Human-Robot Trust

When you meet someone for the very first time, we can intuitively answer “How much can I trust this person?” Trust is a complex social-emotional concept, but this inference can be quickly formed with an accuracy that is better than chance. In these situations where a person’s past behaviors or reputation are unknown, we rely on other possible sources of information to infer a person’s motivations. Nonverbal behaviors are a source of information about such underlying intentions, goals, and values. Much of our communication is channeled through our facial expressions, body gestures, gaze directions, and many other nonverbal behaviors. Our ability to express and recognize these nonverbal expressions is at the core of social intelligence.

Nonverbal behaviors communicate our underlying intentions, goals, and values.

Nonverbal behaviors communicate our underlying intentions, goals, and values.

 

But what are the nonverbal behaviors that constitute a signal related to the trustworthiness of a novel person? The psychology department at Northeastern University identified a candidate set of nonverbal cues–face touching, arms crossed, leaning backward, and hand touching–that was hypothesized to be indicative of untrustworthy behavior. However, in order to confirm and further validate such findings, a common practice in social psychology is to employ a human actor to perform certain nonverbal cues and study their effects in a human-subjects experiment. A fundamental challenge inherent in this research design is that people regularly emit cues outside of their own awareness, which makes it difficult even for trained professional actors to express specific cues in a reliable fashion. Our strategy for meeting this challenge was to employ a social robotics platform.  By utilizing a humanoid robot, we took advantage of its programmable behavior to control exactly which cues are emitted to each participant (see example video above).  In collaboration with the Social Emotions Lab at NEU, Johnson Graduate School of Management, and Cornell University, we found through a human-subjects experiment that the robot’s expression of the hypothesized nonverbal cues resulted in participants perceiving the robot as a less trustworthy agent.

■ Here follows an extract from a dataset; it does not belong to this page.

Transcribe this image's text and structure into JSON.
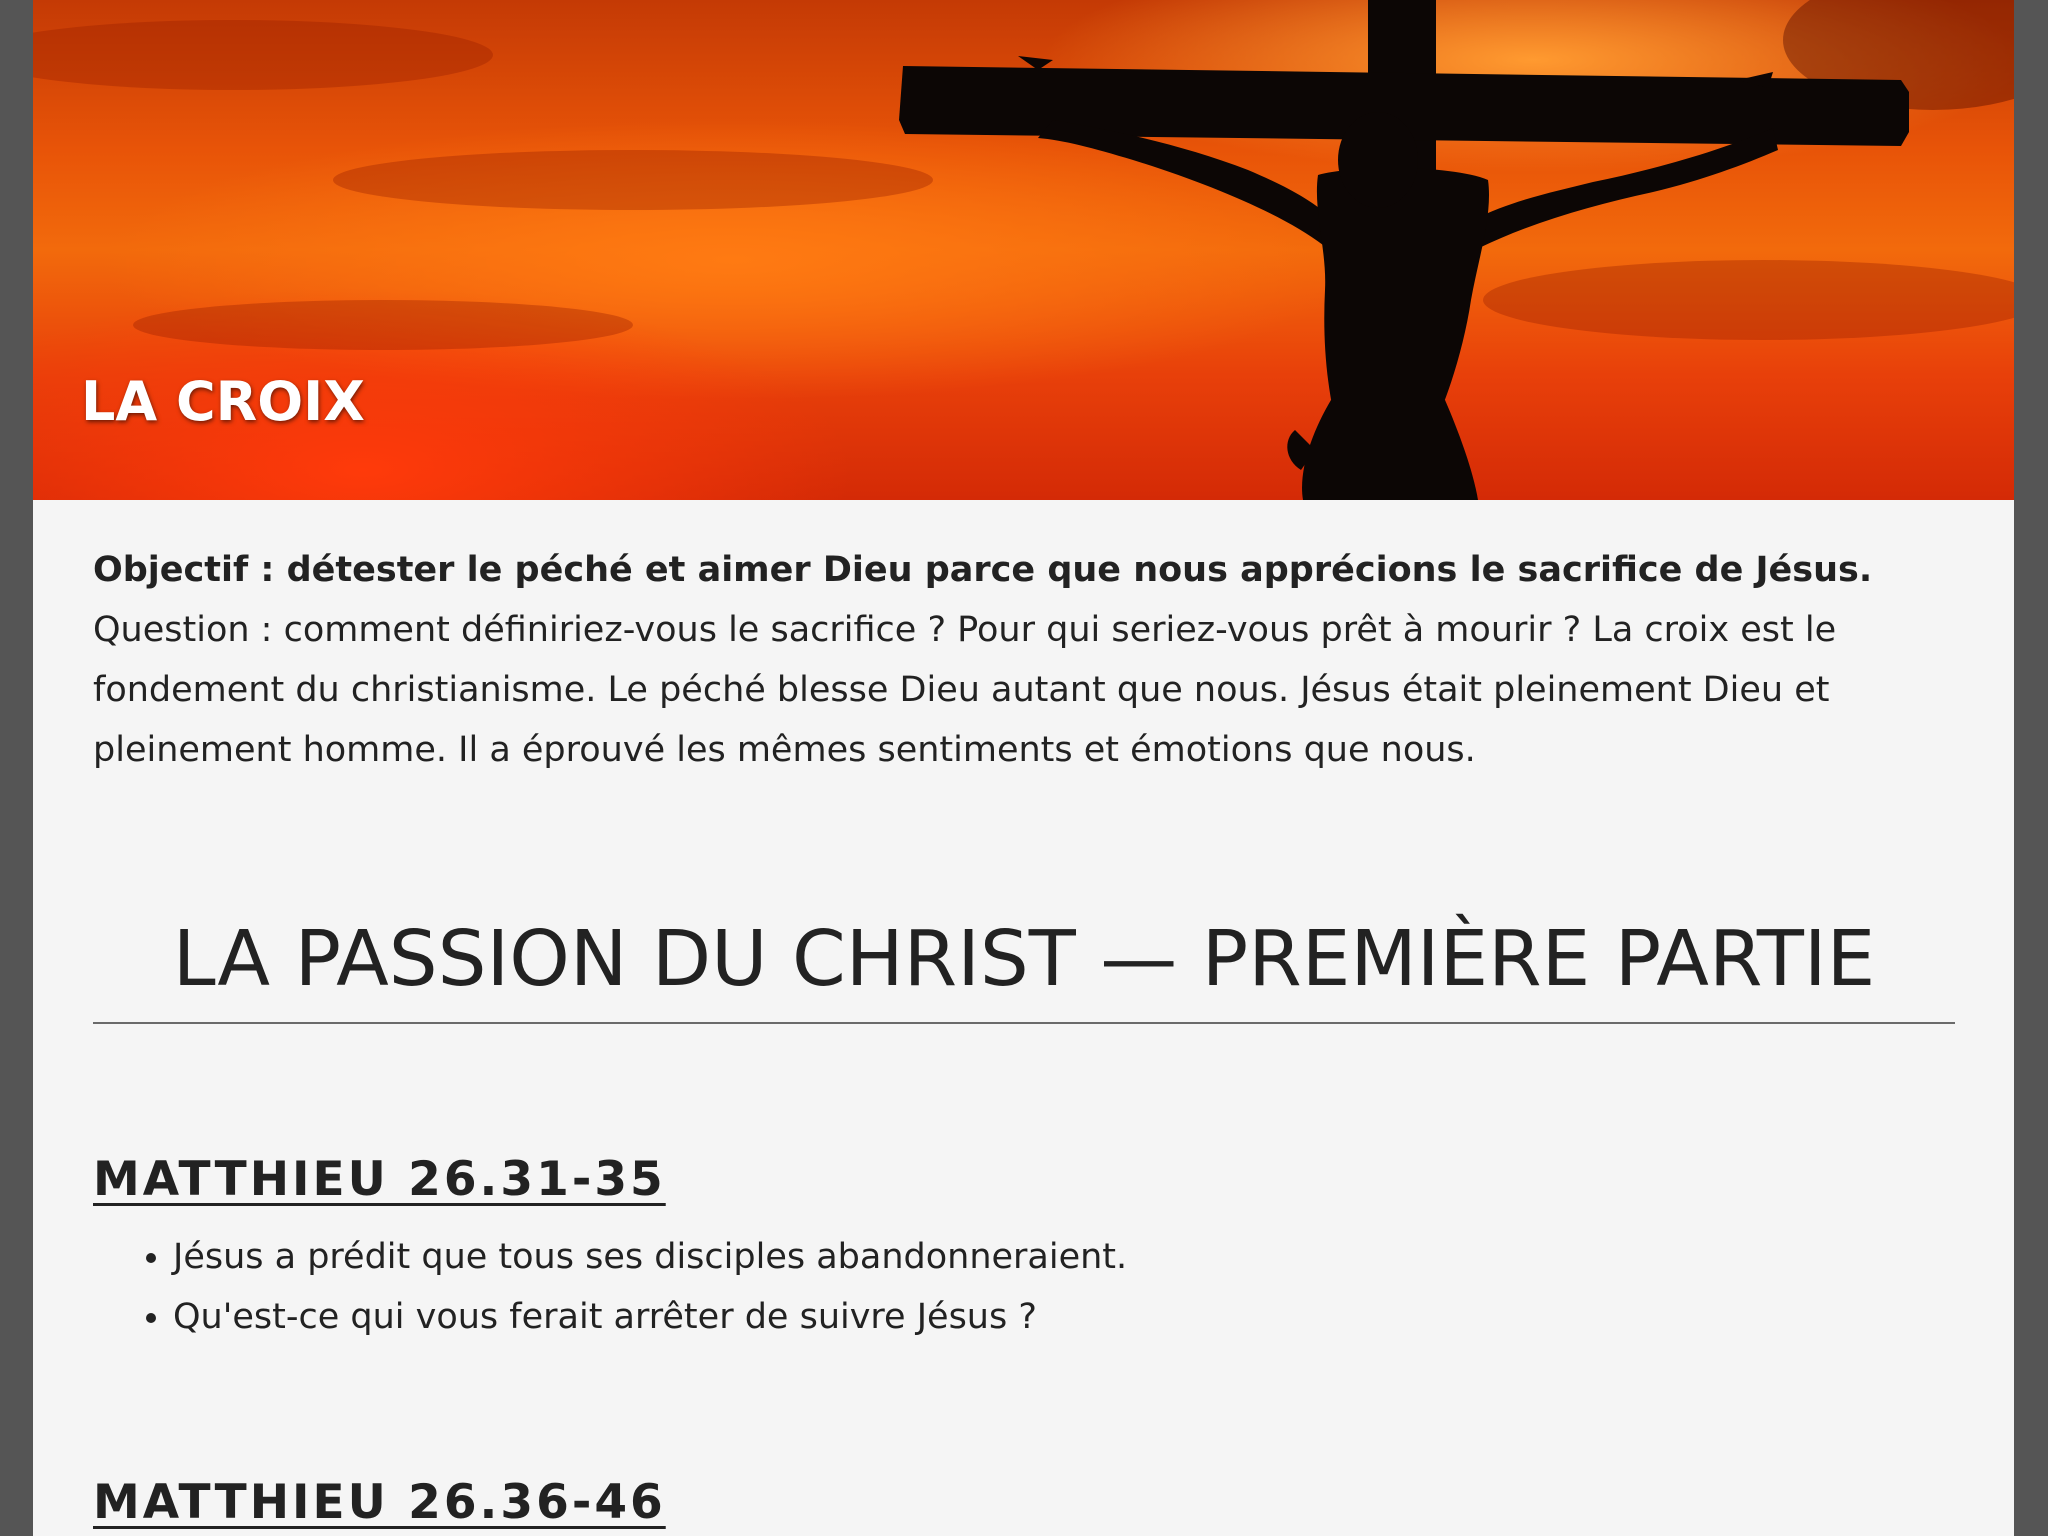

When Nexi expressed these distrusting behaviors participants perceived the robot to be a less trustworthy partner.

We developed a system that allowed the psychologists to remotely control our complex (38 skeletal jointed) humanoid robot.  Our goal was to enable them to have a natural conversation with another person through this robotic medium. The primary technical challenge was to provide expressive but precisely-timed control of the robot’s motions to non-expert users. By combining various fully-autonomous behaviors along with semi-autonomous interfaces, we developed a tele-robotic interface to control the robot’s face and body motions for a human-subjects experiment.

Social Robots, a new scientific tool to study human behavior